Task brief: Every line holding "check" should be copied from the records below.

[Opening The data section]

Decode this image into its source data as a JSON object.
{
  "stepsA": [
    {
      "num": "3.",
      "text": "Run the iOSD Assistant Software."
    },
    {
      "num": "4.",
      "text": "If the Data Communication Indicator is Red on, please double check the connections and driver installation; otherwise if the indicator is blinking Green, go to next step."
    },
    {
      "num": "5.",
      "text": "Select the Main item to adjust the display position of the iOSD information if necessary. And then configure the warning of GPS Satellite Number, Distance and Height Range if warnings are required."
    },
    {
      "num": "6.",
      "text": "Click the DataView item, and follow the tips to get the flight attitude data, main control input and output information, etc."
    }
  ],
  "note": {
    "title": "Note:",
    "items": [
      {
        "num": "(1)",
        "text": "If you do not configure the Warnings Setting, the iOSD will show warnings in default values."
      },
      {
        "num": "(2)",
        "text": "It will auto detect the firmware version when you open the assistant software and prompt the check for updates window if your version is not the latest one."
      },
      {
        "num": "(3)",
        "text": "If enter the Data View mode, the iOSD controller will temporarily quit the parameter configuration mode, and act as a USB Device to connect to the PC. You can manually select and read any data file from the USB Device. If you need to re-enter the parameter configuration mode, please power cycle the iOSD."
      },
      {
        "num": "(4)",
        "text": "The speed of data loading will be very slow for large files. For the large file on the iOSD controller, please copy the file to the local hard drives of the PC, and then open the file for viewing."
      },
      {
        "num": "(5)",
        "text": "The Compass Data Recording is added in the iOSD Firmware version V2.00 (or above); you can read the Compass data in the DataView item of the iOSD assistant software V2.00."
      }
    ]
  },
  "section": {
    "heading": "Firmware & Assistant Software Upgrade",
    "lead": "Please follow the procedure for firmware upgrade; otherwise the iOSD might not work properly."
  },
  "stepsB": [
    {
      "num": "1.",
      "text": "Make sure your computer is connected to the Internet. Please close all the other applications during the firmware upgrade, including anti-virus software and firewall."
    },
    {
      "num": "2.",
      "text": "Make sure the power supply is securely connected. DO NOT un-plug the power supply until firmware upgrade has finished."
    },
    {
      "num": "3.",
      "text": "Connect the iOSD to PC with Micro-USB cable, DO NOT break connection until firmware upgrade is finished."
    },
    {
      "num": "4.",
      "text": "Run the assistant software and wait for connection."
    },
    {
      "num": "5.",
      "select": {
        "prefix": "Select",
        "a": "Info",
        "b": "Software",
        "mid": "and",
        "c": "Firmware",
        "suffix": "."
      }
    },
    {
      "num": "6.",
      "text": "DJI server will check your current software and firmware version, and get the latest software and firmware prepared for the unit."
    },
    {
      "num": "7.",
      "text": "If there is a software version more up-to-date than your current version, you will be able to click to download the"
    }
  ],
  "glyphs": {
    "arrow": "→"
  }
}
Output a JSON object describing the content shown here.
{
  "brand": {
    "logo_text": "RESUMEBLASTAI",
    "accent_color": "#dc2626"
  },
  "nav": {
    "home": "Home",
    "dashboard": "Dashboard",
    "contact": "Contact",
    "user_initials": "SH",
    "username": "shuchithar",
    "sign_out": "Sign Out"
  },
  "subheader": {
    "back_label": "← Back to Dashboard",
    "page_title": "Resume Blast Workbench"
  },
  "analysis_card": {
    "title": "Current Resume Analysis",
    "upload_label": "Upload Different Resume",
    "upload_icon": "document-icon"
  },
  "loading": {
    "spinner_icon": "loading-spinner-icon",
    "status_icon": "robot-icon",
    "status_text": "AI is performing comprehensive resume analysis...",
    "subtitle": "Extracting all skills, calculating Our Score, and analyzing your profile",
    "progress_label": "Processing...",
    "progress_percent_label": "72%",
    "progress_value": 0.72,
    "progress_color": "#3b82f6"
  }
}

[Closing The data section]

Finished task:
      "text": "If the Data Communication Indicator is Red on, please double check the connections and driver installation; otherwise if the indicator is blinking Green, go to next step."
        "text": "It will auto detect the firmware version when you open the assistant software and prompt the check for updates window if your version is not the latest one."
      "text": "DJI server will check your current software and firmware version, and get the latest software and firmware prepared for the unit."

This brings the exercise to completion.